WHAT YOU HAVE TO DO: Could you filter the records below and keep only the lines with the word "待还金额"?

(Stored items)
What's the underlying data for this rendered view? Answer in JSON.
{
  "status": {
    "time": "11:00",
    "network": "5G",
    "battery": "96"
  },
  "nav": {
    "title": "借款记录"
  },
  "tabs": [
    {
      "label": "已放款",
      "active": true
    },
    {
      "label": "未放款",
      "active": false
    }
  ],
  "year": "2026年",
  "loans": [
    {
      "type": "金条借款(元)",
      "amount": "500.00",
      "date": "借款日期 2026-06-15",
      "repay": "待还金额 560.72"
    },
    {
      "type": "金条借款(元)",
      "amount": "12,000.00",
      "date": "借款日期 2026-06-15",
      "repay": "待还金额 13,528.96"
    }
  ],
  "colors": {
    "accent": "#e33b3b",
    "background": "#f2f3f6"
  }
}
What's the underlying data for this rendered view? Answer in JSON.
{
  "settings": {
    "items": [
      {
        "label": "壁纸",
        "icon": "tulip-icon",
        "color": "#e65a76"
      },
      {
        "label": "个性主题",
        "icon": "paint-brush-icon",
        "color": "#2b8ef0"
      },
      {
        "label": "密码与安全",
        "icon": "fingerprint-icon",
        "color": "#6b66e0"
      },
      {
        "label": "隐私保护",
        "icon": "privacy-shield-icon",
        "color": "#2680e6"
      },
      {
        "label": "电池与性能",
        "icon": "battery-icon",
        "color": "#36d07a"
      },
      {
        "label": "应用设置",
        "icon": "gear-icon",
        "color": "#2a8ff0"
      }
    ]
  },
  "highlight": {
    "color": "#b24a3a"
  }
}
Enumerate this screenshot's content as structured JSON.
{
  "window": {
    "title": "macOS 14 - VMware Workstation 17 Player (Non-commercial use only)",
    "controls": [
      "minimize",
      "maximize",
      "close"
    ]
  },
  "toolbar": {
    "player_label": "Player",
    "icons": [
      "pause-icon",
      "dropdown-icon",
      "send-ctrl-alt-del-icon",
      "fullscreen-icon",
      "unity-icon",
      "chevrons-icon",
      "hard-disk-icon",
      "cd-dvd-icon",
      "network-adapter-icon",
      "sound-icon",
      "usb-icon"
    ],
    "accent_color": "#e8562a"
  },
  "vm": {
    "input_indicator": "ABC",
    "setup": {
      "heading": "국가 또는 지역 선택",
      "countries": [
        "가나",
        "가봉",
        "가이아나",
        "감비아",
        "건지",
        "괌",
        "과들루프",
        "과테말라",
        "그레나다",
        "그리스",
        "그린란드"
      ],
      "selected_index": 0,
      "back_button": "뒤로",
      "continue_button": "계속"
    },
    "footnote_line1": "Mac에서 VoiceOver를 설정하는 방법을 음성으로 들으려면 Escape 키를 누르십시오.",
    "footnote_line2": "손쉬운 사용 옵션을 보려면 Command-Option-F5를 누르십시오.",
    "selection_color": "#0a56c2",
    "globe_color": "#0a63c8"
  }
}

ANSWER SECTION:
      "repay": "待还金额 560.72"
      "repay": "待还金额 13,528.96"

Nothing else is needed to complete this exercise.